“The podcast was something I’d long wanted to do as a fan of the medium. I was always a fan of talk radio when I was a kid, and I’d record faux broadcasts on tape recorders. It took me going to podcasters that I respect and listening to their first episodes and hearing everyone had a starting point. And it wasn’t perfect by any stretch of the imagination, and sometimes you dive in and grow as the audience grows,” said Yang.
“The first episode I recorded I was going to make it more of a narrative podcast. I did it and it just sucked — it was not what I envisioned, so I pivoted toward a one-on-one, or one-on-two podcast format, and I launched with Anton Krupicka,” said Yang. Today, he’s recorded nearly 75 episodes. Occasionally, the podcast takes a backseat while Yang juggles his other film and creative commitments.
For the podcast, “I severely lack in consistency of output. I care very much about authenticity and being genuine, and if you’re just banking episodes, that’s not the environment I thrive and work best in. The demand exceeds the supply in lots of instances. Where there’s video content and podcast content that hundreds if not thousands of people want more of from you — that can be a bit of a pressure to continually put out the level of content you’re used to and the audience is used to. That’s why you hear of creators getting burned out, and I don’t want to fall into that or be painted in that corner and create an unsustainable environment,” said Yang.
Of his role, he said it’s “been an absolute honor” to join the Western States 100 board. “I look back at my film I made with Sally, in 2014, that launched this whole endeavor. Western States was long on my bucket list of races I wanted to not only run but experience, and I got to do that through Sally. The book ‘Ultramarathon Man: Confessions of an All-Night Runner,’ by Dean Karnazes, was also a huge catalyst to me finding trail running and ultrarunning, and Western States was a huge part of that book. To see where my story started with road running and being intimidated to run with a trail group and the first time I drove into Olympic Valley, California, [where Western States starts] and being starstruck and wide-eyed. Now, almost a decade later, I’m a part of the 15-member board of directors — it’s like, how did I end up here? It’s been a lot of work, pressure, and it’s been super rewarding and great,” said Yang.
New for 2021, he spearheaded the live broadcast at Western States, which he’ll continue to develop next year for the 50th year anniversary of the race.
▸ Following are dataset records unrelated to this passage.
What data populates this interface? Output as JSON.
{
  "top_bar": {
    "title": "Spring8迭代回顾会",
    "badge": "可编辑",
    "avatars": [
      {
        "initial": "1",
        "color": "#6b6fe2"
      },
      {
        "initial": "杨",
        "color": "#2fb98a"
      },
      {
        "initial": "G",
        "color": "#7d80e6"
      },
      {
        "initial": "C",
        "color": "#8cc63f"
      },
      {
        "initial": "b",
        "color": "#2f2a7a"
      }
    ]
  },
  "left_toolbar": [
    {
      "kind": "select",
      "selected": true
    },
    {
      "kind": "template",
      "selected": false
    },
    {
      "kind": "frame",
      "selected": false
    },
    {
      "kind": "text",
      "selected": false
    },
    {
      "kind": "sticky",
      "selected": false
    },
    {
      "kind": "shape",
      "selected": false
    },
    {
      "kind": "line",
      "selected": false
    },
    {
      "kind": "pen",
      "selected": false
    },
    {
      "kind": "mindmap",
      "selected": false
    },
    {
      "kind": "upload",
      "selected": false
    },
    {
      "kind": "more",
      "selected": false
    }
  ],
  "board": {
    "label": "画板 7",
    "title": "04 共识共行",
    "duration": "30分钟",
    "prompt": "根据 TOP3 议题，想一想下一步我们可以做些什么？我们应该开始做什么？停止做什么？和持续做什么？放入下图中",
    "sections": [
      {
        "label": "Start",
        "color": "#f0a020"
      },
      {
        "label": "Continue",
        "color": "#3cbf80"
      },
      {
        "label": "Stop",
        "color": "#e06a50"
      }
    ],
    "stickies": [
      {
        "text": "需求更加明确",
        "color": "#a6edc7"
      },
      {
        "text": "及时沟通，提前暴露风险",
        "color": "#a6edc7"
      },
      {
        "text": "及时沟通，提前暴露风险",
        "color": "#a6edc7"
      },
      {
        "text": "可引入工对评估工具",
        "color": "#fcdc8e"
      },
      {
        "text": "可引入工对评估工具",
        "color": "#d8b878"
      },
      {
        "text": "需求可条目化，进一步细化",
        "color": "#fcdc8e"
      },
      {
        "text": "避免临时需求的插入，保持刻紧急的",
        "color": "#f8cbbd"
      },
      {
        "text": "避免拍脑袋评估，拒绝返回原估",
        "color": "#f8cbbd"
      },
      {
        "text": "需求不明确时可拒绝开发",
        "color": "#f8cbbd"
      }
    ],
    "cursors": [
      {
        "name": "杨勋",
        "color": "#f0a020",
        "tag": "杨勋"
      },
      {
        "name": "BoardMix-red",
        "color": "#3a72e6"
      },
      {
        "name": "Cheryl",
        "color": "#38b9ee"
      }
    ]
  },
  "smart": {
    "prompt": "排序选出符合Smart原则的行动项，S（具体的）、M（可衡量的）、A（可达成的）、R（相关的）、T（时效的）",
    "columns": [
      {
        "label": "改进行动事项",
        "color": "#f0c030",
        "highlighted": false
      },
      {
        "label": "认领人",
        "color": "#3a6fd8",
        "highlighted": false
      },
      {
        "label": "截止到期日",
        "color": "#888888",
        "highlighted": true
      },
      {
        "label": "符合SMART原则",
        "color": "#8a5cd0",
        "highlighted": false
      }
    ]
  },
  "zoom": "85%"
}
As for other new developments, Yang recently adopted a stray puppy, a blue heeler and Jack Russell Terrier cross named Charlie, who he came across on the side of a highway in Arizona while road-tripping to the 2022 Hardrock 100.
Ultimately, Yang’s motivations and connection to ultrarunning tie back to community and connecting with good, genuine people.
“The real allure of my first ultrarunning race were the people that hung out afterward, whose calves, ankles, and faces were covered in dust, and over bowl of chili or IPA you’re exchanging stories. That was the real distinction between triathlons or road races and the trail scene. Everyone has been so welcoming, lovely, and passionate about the sport — I can’t imagine a better community of people. It doesn’t matter if you’re Asian, in my case, or white or Black and everyone is so accepting and willing to help out. You could be dirtbagging in the back of your truck, or a Fortune 500 CEO and you would never know — this sport is class-less. It comes down to the people and that’s what makes the sport of ours so great and why I preach the gospel of trail running and ultrarunning. I think it’s the best sport out there.”
Call for Comments
- What’s your favorite Billy Yang film or podcast?
- Have any resonated with you in particular and why?